**ABOUT THIS TASK:**
Where the string "Document" shows up in a line of the records, copy that line.

+ + + +

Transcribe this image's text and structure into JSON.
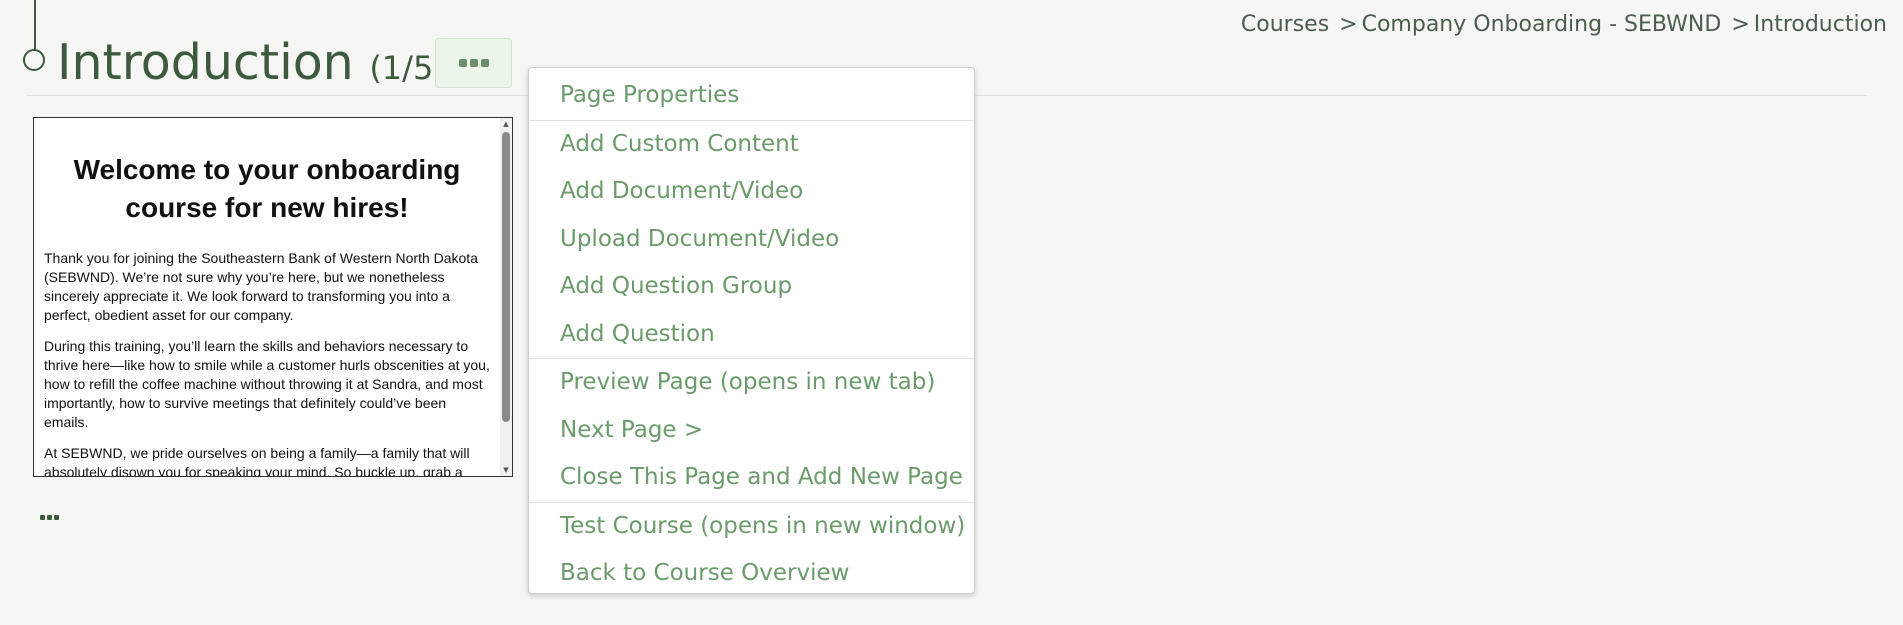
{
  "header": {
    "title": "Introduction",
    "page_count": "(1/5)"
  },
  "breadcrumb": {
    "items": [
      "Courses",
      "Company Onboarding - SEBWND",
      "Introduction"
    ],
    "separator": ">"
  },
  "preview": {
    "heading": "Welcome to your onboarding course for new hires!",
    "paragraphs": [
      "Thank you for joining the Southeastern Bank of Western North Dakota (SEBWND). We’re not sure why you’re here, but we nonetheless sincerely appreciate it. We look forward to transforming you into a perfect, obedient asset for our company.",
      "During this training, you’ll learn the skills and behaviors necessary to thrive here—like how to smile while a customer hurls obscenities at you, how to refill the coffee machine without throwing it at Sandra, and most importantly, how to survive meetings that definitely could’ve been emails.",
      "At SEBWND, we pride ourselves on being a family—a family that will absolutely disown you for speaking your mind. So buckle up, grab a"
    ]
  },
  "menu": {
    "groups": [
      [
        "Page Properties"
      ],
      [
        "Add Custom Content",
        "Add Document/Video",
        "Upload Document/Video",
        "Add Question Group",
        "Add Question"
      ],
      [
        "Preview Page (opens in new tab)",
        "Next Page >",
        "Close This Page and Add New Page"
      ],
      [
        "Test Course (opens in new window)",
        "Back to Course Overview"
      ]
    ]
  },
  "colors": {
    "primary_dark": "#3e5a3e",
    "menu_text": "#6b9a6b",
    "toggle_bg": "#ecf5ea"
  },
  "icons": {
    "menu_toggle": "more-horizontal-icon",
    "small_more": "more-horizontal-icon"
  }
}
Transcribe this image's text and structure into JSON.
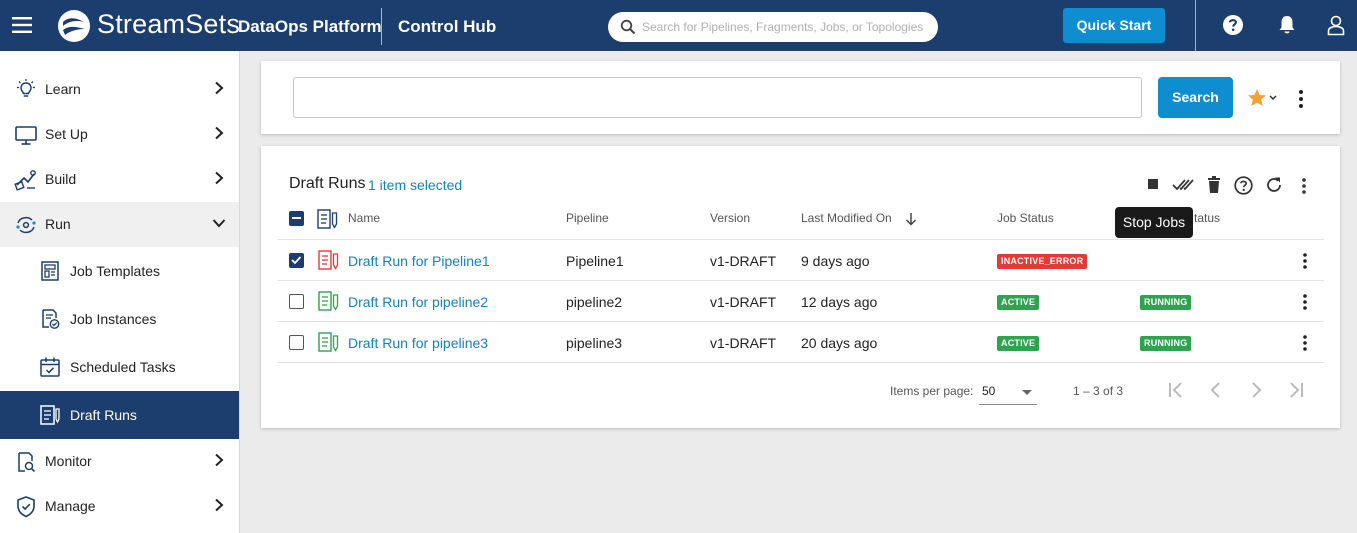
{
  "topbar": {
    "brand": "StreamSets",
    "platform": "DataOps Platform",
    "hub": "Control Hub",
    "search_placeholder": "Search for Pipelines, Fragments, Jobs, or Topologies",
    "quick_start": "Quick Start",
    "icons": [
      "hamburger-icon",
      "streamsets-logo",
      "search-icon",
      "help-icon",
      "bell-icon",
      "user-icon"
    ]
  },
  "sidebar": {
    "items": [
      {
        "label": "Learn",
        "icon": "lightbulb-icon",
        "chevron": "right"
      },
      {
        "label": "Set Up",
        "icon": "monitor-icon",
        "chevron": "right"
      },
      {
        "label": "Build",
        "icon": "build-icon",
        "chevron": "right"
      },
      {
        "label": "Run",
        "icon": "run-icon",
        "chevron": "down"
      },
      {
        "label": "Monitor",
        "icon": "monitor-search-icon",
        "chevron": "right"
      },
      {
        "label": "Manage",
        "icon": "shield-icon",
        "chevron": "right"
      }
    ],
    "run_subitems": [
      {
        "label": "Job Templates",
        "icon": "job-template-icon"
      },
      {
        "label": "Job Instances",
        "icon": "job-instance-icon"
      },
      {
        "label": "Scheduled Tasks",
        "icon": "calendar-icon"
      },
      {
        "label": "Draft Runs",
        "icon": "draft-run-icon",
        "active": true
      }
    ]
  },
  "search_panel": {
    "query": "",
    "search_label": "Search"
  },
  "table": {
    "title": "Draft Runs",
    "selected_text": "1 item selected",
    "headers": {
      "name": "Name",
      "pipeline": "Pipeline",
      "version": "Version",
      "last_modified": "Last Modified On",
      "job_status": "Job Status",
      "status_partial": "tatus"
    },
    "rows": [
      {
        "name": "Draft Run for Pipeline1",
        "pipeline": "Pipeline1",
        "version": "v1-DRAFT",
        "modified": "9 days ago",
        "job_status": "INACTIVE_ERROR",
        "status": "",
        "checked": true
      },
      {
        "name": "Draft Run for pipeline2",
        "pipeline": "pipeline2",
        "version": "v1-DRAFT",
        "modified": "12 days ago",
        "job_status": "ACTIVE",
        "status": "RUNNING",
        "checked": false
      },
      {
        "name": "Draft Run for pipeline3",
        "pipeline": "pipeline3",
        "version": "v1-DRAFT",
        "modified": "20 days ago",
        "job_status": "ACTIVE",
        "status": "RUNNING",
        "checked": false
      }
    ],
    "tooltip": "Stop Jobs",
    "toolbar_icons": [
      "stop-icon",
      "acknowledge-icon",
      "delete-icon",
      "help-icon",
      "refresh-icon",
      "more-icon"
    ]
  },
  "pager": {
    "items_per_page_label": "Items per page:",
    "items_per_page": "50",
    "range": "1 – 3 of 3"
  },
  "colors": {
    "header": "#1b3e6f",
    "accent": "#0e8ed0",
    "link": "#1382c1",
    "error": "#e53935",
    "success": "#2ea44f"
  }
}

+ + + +

**WRITTEN SOLUTION:**
        "Add Document/Video",
        "Upload Document/Video",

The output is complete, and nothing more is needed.